Better than Bailey's Hot Chocolate: My grandmother was fond of Bailey's, and I remember after big family meals, when the plates had been cleared and conversation had slowed as we patted our over-full bellies, she would try to get my mom and aunts to drink some Bailey's with her. One year when I was in high school she wasn't getting any takers, so she eventually turned to me - my mom intervened and declined on my behalf, and I'll always regret not getting a little schnockered with my grandma.
In her honor, then, is this recipe from Serious Eats for a spiked hot chocolate. It's more involved then your standard packet of Swiss Miss with booze stirred in, but if you feel like investing the effort, it looks delicious. And what could be more inviting on a cold wintry night than a steaming mug of boozy hot chocolate?
Nutmeg Maple Cream Pie: This is a new favorite, from Smitten Kitchen. I made it last year and have been itching to make it again (J vetoed it for Thanksgiving since we already had pumpkin and apple and three pies for five people was too many - in his opinion - I say you can never have too much pie). It is a breeze to make and just so, so good.
Starbucks holiday lattes: I saved this 'til the end because I thought if you saw this first, you might just stop reading. I know the green mermaid is ubiquitous, and you may be rolling your eyes at me right now, but (begin playing Taylor Swift's "Shake it Off" - haters gonna hate) I get excited for the red cups. There's something soothing about these sugar bombs, and they're definitely in the spirit of holiday over-indulgence. I know it's all manufactured and artificial and corporate and whatever whatever, but a peppermint mocha latte break turns another grey and freezing day at work into something a little brighter.
What treats make your holiday season complete?
I saw the lead photo for this recipe on Smitten Kitchen (hers came out much prettier than mine), and was instantly sold. On top of that, we had some leftover sweet potatoes after Thanksgiving, and after our indulgences in Los Angeles (and then a dinner at Briskettown upon return), and I was ready for something simpler and wholesome.
Here, the sweet potatoes really shine. It's a little dressed up for a midweek affair, but the few extra steps look showier than the effort involved really warrants, and it's a pretty tasty result.
I started with four sweet potatoes, probably about a pound or so each. It's obviously easier if you use spuds that are relatively similar in size and shape, but I used what I had.
Peel and then thinly slice the sweet potatoes. Also thinly slice a large shallot, or two medium-sized ones.
Next, I browned about two tablespoons of butter in a cast iron skillet. Once it was all bubbly and brown and nutty and delicious-smelling, I sprinkled in some sea salt and black pepper, then started layering the potatoes. I only had enough to build an outer ring, and then I laid a few flat down in the center. In between every four or five potato slices, I slipped a little bit of shallot.

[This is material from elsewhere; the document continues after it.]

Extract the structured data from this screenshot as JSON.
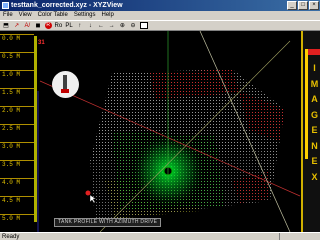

In a separate bowl, I mixed another tablespoon of butter, about a tablespoon of honey, about a tablespoon of olive oil, and a teaspoon of dried red pepper flakes. If I had ancho chili powder or cayenne, I definitely would have added that in here too. Nutmeg would make another good addition, and if you had maple syrup instead of honey, all the better. I mixed that together, and once the sweet potatoes and shallots had been assembled, I brushed the butter-honey-etc. mixture all over them.
Then covered the whole thing with foil and popped in a 400 degree oven for about forty minutes; then took off the foil, cranked the heat to 450 (as recommended by Smitten Kitchen), and managed to last about ten minutes before I couldn't wait anymore. Smitten Kitchen recommends twenty minutes, to get a nice crispy top on the potatoes, and that would probably be pretty delicious if you can hold out that long.
Instead, I scooped mine into a bowl (making sure to get that sticky buttery sauce from the bottom of the skillet), and sprinkled with some Italian parsley.
Eating, working, mothering and adventuring in Brooklyn and beyond.